The experiment, using hot water, is aimed at finding out how the region might respond to a warming climate.
Dr Keith Makinson, an oceanographer and drilling engineer with the British Antarctic Survey (BAS), has been personally involved in the project.
“We know that warmer ocean waters are eroding many of West Antarctica’s glaciers," he said.
"What we’re trying to understand is how slippery the sediment underneath these glaciers is, and therefore how quickly they might flow off the continent into the sea.
"This will help us determine future sea level rise from West Antarctica with more certainty.”
The 11-person team has been working on the Rutford Ice Stream for the last three months in temperatures as low as minus 30 Celsius.
Earlier this month, following a 63-hour non-stop drilling operation, the team broke through to the sediment 2,152m below the surface.
A string of instruments were fed through the borehole, which will record water pressure and ice temperature.
The project has been 20 years in the planning and was actually attempted in 15 years ago, but was unsuccessful.
Lead scientist Dr Andy Smith from BAS said: “I have waited for this moment for a long time and am delighted that we’ve finally achieved our goal.
"There are gaps in our knowledge of what’s happening in West Antarctica and by studying the area where the ice sits on soft sediment we can understand better how this region may change in the future and contribute to global sea-level rise.”
The project aims to improve future predictions of how West Antarctica might fare in the coming years through a better understanding of ice flow and ice-sheet history.

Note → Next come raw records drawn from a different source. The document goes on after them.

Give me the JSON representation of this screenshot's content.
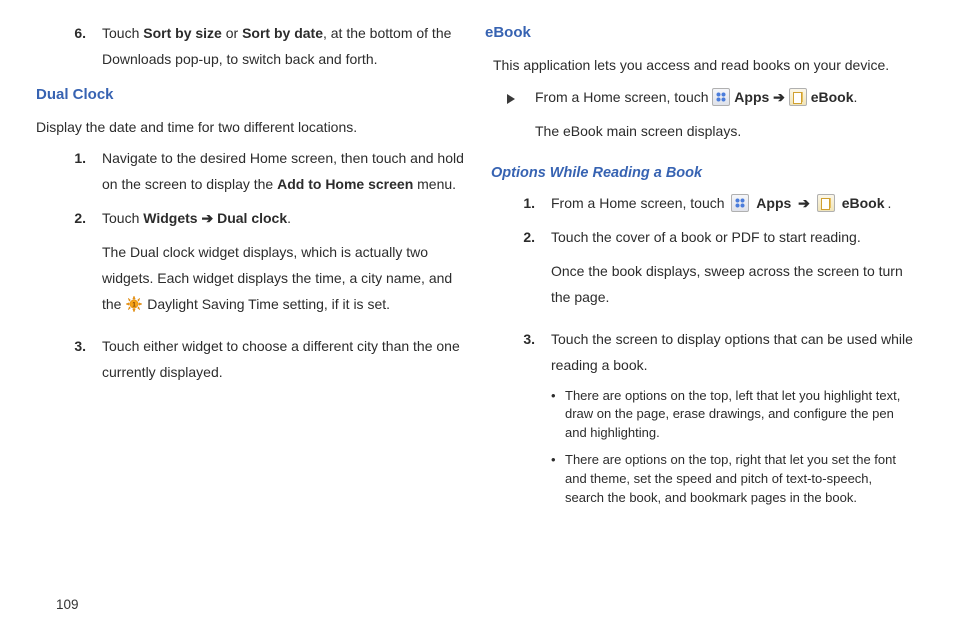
{
  "page_number": "109",
  "left": {
    "step6_before": "Touch ",
    "step6_s1": "Sort by size",
    "step6_mid": " or ",
    "step6_s2": "Sort by date",
    "step6_after": ", at the bottom of the Downloads pop-up, to switch back and forth.",
    "h_dualclock": "Dual Clock",
    "intro": "Display the date and time for two different locations.",
    "s1_a": "Navigate to the desired Home screen, then touch and hold on the screen to display the ",
    "s1_bold": "Add to Home screen",
    "s1_b": " menu.",
    "s2_pre": "Touch ",
    "s2_b1": "Widgets",
    "s2_arrow": " ➔ ",
    "s2_b2": "Dual clock",
    "s2_post": ".",
    "s2_p2a": "The Dual clock widget displays, which is actually two widgets. Each widget displays the time, a city name, and the ",
    "s2_p2b": " Daylight Saving Time setting, if it is set.",
    "s3": "Touch either widget to choose a different city than the one currently displayed."
  },
  "right": {
    "h_ebook": "eBook",
    "ebook_intro": "This application lets you access and read books on your device.",
    "fh_pre": "From a Home screen, touch ",
    "apps_label": "Apps",
    "seq_arrow": " ➔ ",
    "ebook_label": "eBook",
    "seq_post": ".",
    "ebook_p2": "The eBook main screen displays.",
    "h_options": "Options While Reading a Book",
    "o2": "Touch the cover of a book or PDF to start reading.",
    "o2b": "Once the book displays, sweep across the screen to turn the page.",
    "o3": "Touch the screen to display options that can be used while reading a book.",
    "b1": "There are options on the top, left that let you highlight text, draw on the page, erase drawings, and configure the pen and highlighting.",
    "b2": "There are options on the top, right that let you set the font and theme, set the speed and pitch of text-to-speech, search the book, and bookmark pages in the book."
  }
}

BAS is leading the project in collaboration with the universities of Swansea, Bristol, UCL, Leeds, Pennsylvania State University and the US National Science Foundation.